We share a determination to close the fundamental divide between the health outcomes and life expectancy of the Aboriginal and Torres Strait Islander peoples of Australia and non-Indigenous Australians.

We are committed to ensuring that Aboriginal and Torres Strait Islander peoples have equal life chances to all other Australians.

We are committed to working towards ensuring Aboriginal and Torres Strait Islander peoples have access to health services that are equal in standard to those enjoyed by other Australians, and enjoy living conditions that support their social, emotional and cultural well-being.

We recognise that specific measures are needed to improve Aboriginal and Torres Strait Islander peoples’ access to health services. Crucial to ensuring equal access to health services is ensuring that Aboriginal and Torres Strait Islander peoples are actively involved in the design, delivery, and control of these services.

Accordingly we commit:

  • To developing a comprehensive, long-term plan of action, that is targeted to need, evidence-based and capable of addressing the existing inequities in health services, in order to achieve equality of health status and life expectancy between Aboriginal and Torres Strait Islander peoples and non- Indigenous Australians by 2030.
  • To ensuring primary health care services and health infrastructure for Aboriginal and Torres Strait Islander peoples which are capable of bridging the gap in health standards by 2018.
  • To ensuring the full participation of Aboriginal and Torres Strait Islander peoples and their representative bodies in all aspects of addressing their health needs.
  • To working collectively to systematically address the social determinants that impact on achieving health equality for Aboriginal and Torres Strait Islander peoples.
  • To building on the evidence base and supporting what works in Aboriginal and Torres Strait Islander health, and relevant international experience.
  • To supporting and developing Aboriginal and Torres Strait Islander community-controlled health services in urban, rural and remote areas in order to achieve lasting improvements in Aboriginal and Torres Strait Islander health and wellbeing.
  • To achieving improved access to, and outcomes from, mainstream services for Aboriginal and Torres Strait Islander peoples.
  • To respect and promote the rights of Aboriginal and Torres Strait Islander peoples, including by ensuring that health services are available, appropriate, accessible, affordable, and of good quality.
  • To measure, monitor, and report on our joint efforts, in accordance with benchmarks and targets, to ensure that we are progressively realising our shared ambitions.

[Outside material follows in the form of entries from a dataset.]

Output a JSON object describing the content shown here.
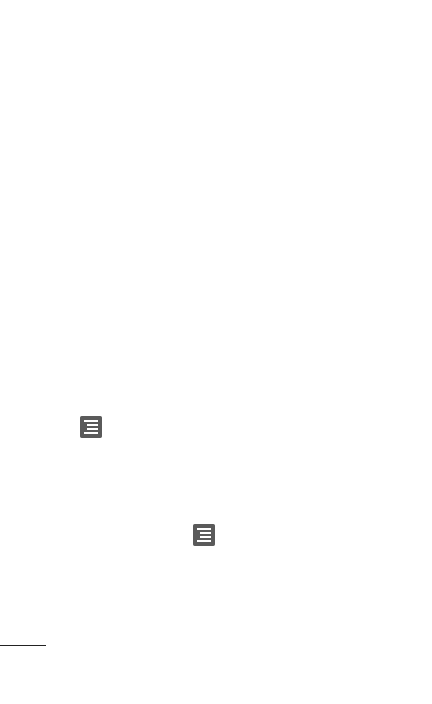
{
  "page": {
    "background": "#ffffff"
  },
  "icons": [
    {
      "name": "menu-icon",
      "color": "#5a5a5a"
    },
    {
      "name": "menu-icon",
      "color": "#5a5a5a"
    }
  ],
  "footnote_rule": {
    "color": "#222222"
  }
}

We are:
Signatures:
Representative of the Australian Government
National Aboriginal Community Controlled Health Organisation
Congress of Aboriginal and Torres Strait Islander Nurses
Australian Indigenous Doctors Association
Indigenous Dentists Association of Australia
Aboriginal and Torres Strait Islander Social Justice Commissioner,
Human Rights and Equal Opportunity Commission

On a separate sheet, the following signed this Statement of Intent: the Hon. Dr Brendan Nelson MP, Leader of the Opposition; Dr Rosanna Capolingua, President, Australian Medical Association; Ms Kate Carnell, Chief Executive Officer, Australian General Practice Network; Dr Vasantha Preetham, President, Royal Australian College of General Practitioners; Professor Napier Thomson, President, Royal Australasian College of Physicians; Mr Andrew Hewett, Executive Director, Oxfam Australia; Professor Michael Dodson, AM, Co-Chair, Reconciliation Australia; Ed Cooper, Get Up!; Gary Highland, National Director, Australians for Native Title and Reconciliation; Catherine Freeman, Catherine Freeman Foundation; Ian Thorpe, Ian Thorpe’s Fountain for Youth; and Mr Andrew Schwartz, President, Australian Doctors Trained Overseas Association.

Appendix 2- The National Indigenous Health Equality Targets

(Hard copy of publication to be attached)

[1] NSW Legislative Council’s Standing Committee on Social Issues, Inquiry into overcoming Indigenous disadvantage- Interim Report, Report 40, June 2008, 10.15.